— Work order —
With the images left out, print every entry that follows exactly.

************

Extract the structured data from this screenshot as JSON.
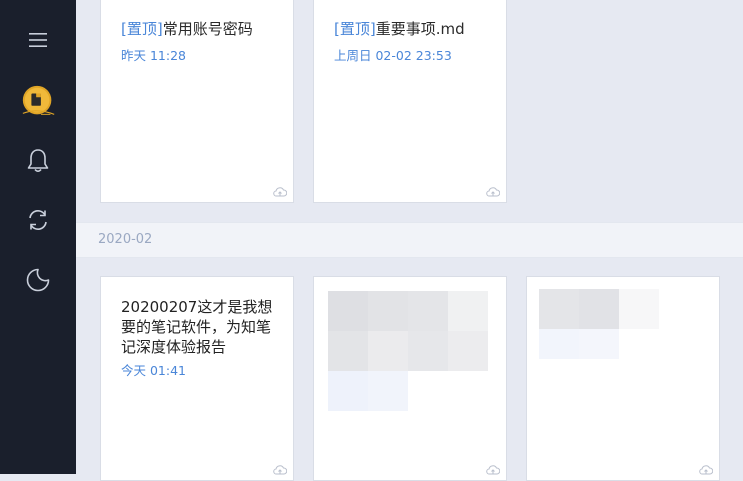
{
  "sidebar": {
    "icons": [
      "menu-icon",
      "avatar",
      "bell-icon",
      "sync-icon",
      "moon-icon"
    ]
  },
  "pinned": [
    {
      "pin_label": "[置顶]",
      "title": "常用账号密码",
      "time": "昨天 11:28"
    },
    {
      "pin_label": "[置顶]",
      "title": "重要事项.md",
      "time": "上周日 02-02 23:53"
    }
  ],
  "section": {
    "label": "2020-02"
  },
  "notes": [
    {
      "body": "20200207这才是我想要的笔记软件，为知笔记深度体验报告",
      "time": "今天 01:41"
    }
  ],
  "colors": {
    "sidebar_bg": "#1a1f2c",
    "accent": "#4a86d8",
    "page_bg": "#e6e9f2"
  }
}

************

— Result below —
Extract the structured data from this screenshot as JSON.
{
  "sidebar": {
    "icons": [
      "menu-icon",
      "avatar",
      "bell-icon",
      "sync-icon",
      "moon-icon"
    ]
  },
  "pinned": [
    {
      "pin_label": "[置顶]",
      "title": "常用账号密码",
      "time": "昨天 11:28"
    },
    {
      "pin_label": "[置顶]",
      "title": "重要事项.md",
      "time": "上周日 02-02 23:53"
    }
  ],
  "section": {
    "label": "2020-02"
  },
  "notes": [
    {
      "body": "20200207这才是我想要的笔记软件，为知笔记深度体验报告",
      "time": "今天 01:41"
    }
  ],
  "colors": {
    "sidebar_bg": "#1a1f2c",
    "accent": "#4a86d8",
    "page_bg": "#e6e9f2"
  }
}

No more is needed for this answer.